Bates said one thing he appreciates about Long is how helpful he is when working with clients. Rather than presenting them with an idea and then persuading them to believe they should like it, he seeks to create work that they appreciate as much as he does, Bates said.

“He’s creative genius, without ego,” Bates said.


Hamilton’s State of the City event on Thursday
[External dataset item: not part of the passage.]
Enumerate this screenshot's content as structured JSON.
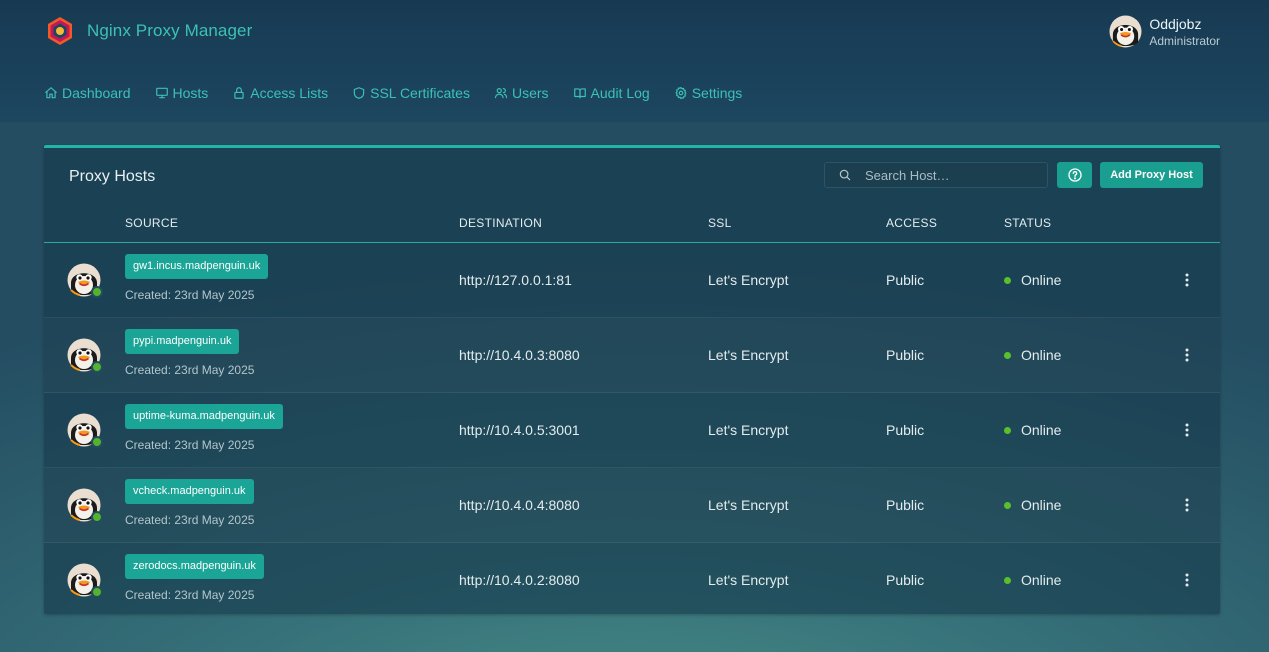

  • City Manager Joshua Smith will give his annual presentation about the state of things in Hamilton.
  • Paid admission is required. It costs $25 for Greater Hamilton Chamber of Commerce members, and $30 for non-members.
  • A 5 p.m. cocktail hour will be at Rotary Park (106 N. 2nd St.), followed by the presentations around 6:15 p.m. beneath the adjacent McDulin parking garage.
  • Hors d’oeuvres will be served, and there will be a cash bar, except that because of the pandemic, tickets will be required instead of money so the bartenders don’t have to handle dollars and coins.
  • Seats for the audience will be 6 feet apart and masks are expected.
  • An artist will create a large chalk mural in honor of the event and there will be music.
  • To register, go to www.hamilton-ohio.com.